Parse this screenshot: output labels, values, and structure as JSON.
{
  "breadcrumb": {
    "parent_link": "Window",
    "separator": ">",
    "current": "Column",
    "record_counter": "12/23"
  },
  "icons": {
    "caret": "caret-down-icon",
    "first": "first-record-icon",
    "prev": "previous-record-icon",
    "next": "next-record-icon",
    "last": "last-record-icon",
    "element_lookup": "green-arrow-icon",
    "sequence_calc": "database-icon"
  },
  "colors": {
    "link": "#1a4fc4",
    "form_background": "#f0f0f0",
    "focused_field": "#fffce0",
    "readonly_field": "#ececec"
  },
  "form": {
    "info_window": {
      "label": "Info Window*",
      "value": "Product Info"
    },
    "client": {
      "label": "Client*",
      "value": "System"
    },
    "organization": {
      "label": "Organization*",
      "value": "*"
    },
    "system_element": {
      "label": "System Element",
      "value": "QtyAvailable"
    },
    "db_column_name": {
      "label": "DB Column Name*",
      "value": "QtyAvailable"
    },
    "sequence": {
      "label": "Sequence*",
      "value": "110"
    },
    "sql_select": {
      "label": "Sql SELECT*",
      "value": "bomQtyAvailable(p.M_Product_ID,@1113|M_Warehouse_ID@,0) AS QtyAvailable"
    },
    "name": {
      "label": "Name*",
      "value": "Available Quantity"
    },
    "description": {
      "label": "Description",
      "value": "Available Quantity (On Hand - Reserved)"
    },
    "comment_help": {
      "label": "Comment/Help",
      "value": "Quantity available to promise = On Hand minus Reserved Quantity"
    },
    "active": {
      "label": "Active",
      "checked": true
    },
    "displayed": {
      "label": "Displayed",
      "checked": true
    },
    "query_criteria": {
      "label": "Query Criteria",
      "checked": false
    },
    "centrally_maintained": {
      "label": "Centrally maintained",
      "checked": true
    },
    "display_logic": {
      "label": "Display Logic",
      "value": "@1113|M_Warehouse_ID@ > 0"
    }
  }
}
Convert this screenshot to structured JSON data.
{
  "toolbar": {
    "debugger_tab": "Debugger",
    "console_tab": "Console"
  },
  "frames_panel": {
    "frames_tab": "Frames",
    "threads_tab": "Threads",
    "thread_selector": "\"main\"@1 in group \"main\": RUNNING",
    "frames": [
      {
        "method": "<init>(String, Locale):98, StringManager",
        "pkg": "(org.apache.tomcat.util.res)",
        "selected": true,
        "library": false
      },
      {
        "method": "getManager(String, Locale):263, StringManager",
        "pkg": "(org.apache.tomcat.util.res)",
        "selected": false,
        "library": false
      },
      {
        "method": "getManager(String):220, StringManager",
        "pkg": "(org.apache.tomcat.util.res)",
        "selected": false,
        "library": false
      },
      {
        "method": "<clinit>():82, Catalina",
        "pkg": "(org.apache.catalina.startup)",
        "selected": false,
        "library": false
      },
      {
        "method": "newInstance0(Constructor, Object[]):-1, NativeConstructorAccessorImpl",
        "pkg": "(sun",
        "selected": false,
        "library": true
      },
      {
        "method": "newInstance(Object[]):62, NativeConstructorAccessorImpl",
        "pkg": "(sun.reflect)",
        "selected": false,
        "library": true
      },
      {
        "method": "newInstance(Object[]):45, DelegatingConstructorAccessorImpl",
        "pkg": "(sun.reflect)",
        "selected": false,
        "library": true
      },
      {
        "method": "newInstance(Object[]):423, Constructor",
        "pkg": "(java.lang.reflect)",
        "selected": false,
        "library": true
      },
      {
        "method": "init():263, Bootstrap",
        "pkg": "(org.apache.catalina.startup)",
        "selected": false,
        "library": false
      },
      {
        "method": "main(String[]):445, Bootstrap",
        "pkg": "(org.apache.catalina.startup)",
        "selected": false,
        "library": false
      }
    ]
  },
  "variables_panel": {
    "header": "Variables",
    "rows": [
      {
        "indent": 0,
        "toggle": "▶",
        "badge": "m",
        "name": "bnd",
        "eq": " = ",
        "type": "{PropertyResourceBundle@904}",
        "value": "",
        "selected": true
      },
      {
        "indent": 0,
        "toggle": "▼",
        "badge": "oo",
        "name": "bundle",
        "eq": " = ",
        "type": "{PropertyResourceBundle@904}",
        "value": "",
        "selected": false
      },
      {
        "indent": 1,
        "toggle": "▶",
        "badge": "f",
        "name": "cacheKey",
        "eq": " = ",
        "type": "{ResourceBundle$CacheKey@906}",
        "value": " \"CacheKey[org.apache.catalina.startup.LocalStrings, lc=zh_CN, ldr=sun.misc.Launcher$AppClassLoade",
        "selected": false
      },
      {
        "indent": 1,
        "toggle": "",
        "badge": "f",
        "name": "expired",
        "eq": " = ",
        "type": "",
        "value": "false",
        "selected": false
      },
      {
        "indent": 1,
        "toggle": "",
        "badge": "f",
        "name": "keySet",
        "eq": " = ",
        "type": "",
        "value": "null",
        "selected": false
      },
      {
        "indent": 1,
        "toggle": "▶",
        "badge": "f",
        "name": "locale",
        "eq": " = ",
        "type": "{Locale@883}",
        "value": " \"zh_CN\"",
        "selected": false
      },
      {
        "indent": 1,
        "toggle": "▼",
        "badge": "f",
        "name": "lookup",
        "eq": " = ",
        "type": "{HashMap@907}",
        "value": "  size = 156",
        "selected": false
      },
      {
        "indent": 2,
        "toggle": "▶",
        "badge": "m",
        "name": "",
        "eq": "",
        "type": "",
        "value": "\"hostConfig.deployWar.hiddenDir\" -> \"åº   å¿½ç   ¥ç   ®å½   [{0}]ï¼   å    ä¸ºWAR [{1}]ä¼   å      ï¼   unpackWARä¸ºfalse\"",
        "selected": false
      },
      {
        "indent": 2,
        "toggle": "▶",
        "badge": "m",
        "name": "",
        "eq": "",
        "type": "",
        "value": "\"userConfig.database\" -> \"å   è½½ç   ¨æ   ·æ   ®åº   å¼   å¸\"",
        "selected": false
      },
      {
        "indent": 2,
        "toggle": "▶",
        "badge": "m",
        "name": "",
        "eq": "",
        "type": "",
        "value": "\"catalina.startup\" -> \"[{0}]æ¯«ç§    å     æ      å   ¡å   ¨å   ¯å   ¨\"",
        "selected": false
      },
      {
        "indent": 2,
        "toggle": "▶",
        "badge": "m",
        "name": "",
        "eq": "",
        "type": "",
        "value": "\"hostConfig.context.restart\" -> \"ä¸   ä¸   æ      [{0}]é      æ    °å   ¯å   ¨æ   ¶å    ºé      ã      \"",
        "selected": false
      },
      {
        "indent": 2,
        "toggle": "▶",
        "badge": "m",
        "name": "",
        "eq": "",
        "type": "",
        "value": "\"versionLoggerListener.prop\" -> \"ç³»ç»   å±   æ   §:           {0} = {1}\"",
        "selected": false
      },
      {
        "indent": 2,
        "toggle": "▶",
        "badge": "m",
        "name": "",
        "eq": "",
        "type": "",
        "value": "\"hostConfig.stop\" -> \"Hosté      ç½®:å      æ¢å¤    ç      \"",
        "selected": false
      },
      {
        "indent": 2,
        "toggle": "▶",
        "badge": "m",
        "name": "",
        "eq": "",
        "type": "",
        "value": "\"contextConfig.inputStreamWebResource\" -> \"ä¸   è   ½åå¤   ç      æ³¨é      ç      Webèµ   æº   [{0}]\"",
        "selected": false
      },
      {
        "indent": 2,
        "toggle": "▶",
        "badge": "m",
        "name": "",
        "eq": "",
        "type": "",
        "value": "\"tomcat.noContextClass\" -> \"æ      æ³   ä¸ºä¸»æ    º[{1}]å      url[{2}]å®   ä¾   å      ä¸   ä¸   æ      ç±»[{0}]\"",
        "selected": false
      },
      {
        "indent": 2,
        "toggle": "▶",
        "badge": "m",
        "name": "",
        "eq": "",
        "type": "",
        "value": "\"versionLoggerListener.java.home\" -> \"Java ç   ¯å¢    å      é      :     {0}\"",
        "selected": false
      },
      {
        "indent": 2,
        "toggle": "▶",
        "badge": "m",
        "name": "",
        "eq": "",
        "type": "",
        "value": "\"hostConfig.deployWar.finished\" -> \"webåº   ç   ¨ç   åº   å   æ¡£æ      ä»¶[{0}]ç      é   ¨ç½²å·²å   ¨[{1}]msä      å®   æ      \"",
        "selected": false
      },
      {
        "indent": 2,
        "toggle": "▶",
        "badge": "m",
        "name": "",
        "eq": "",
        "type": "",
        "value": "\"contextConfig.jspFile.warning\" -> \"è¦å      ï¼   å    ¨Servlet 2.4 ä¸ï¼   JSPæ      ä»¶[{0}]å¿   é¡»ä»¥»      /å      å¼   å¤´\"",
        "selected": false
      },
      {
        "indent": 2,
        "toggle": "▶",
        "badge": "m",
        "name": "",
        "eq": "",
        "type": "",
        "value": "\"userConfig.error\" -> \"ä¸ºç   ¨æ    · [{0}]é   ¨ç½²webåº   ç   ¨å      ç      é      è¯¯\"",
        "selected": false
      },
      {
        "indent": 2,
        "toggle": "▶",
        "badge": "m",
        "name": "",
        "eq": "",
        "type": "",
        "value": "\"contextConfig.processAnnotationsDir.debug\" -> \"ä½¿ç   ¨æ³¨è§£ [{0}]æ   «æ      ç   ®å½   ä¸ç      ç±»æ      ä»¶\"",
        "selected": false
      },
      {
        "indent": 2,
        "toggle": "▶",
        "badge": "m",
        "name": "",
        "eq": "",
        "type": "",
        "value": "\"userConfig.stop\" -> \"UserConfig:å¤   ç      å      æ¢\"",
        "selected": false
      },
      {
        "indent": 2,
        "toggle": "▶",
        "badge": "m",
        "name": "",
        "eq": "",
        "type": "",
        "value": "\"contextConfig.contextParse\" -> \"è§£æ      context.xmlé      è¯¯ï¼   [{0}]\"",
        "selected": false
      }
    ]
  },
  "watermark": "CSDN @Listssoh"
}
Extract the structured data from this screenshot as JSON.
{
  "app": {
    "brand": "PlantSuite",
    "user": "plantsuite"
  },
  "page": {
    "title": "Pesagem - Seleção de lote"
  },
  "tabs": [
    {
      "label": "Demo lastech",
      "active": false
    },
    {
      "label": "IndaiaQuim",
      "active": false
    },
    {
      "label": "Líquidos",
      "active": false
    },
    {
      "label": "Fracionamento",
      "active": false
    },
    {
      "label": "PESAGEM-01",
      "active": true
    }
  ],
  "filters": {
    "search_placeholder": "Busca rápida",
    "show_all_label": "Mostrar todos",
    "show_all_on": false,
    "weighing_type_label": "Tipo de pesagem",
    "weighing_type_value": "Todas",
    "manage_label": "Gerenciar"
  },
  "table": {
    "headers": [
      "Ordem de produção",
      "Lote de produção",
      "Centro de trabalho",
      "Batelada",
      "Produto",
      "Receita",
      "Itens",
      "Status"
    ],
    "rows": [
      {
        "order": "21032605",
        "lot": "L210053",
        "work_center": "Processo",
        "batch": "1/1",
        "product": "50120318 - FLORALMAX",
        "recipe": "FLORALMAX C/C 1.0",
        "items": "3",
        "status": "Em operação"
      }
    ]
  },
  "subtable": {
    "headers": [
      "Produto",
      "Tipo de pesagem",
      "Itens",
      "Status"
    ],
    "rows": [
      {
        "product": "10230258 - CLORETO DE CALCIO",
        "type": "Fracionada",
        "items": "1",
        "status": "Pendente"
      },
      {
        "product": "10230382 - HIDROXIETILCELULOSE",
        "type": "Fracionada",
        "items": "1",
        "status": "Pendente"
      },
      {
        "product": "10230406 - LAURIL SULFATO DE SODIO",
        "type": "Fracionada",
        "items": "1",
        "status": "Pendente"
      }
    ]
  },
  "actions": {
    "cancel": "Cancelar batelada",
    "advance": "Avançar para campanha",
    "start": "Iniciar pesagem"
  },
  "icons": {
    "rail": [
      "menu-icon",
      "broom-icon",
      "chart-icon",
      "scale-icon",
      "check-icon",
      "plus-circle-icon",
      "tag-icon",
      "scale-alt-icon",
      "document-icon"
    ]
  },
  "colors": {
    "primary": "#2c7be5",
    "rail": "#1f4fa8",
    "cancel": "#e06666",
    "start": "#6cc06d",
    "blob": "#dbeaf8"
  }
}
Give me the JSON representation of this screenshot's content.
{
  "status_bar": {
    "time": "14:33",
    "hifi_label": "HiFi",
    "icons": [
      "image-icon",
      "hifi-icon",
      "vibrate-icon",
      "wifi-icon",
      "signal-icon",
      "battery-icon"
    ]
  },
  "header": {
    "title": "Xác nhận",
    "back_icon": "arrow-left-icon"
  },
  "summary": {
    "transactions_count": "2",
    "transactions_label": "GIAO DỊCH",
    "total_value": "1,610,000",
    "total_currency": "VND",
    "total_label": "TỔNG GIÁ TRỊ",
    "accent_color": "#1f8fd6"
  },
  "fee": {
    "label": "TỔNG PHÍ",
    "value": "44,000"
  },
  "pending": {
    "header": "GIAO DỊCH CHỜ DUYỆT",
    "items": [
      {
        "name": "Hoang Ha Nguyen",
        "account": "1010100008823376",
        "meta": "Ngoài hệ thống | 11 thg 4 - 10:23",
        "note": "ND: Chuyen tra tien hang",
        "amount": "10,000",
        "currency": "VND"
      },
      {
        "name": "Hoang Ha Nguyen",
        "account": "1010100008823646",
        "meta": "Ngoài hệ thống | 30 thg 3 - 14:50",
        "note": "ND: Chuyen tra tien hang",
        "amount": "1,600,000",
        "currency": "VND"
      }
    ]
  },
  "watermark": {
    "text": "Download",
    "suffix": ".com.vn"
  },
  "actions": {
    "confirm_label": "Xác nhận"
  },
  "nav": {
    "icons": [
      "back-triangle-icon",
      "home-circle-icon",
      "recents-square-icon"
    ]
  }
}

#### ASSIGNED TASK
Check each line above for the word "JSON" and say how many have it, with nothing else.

#### EXERCISE OUTPUT
4